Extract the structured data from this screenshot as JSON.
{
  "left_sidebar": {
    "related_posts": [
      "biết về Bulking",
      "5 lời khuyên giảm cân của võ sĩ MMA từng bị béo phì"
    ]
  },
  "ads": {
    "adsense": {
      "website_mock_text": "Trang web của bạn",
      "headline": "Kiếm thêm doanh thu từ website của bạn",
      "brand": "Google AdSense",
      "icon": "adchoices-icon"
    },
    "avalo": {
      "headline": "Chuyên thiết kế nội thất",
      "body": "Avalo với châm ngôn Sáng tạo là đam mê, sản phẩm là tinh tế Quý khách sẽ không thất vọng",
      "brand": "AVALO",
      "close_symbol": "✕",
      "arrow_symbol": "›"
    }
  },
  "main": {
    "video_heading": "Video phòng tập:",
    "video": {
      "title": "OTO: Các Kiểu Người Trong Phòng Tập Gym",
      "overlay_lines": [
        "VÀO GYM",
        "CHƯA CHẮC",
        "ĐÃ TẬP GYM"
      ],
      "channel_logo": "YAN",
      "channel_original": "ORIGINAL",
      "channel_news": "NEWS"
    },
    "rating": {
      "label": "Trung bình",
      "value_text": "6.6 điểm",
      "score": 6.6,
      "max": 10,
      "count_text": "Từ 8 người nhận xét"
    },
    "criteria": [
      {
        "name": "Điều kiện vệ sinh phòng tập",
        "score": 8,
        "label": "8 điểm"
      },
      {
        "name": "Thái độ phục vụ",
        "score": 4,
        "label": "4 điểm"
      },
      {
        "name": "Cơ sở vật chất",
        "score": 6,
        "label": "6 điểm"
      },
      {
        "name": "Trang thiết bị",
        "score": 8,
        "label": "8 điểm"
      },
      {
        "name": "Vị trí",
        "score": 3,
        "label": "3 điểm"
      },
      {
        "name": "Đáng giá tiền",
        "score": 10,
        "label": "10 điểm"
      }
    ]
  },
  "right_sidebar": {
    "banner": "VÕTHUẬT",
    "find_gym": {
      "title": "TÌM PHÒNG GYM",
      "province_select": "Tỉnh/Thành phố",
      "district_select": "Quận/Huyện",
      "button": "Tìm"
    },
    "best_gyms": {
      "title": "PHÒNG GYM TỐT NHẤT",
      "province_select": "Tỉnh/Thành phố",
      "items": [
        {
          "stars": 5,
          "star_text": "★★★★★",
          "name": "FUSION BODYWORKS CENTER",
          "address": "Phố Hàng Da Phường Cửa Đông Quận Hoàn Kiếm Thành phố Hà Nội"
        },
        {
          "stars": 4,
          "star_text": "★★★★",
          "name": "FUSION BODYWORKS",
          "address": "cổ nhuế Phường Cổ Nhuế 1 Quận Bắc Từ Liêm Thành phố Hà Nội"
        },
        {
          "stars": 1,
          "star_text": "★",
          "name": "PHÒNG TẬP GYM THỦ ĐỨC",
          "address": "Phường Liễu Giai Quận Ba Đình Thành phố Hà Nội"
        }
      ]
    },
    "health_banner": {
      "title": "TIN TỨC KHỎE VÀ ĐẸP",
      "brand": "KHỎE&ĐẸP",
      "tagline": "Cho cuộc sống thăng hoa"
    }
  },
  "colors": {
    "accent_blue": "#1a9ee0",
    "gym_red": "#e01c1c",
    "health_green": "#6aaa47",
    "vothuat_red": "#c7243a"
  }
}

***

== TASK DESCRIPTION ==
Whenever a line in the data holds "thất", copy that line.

== SOLUTION TO THIS TASK ==
      "headline": "Chuyên thiết kế nội thất",
      "body": "Avalo với châm ngôn Sáng tạo là đam mê, sản phẩm là tinh tế Quý khách sẽ không thất vọng",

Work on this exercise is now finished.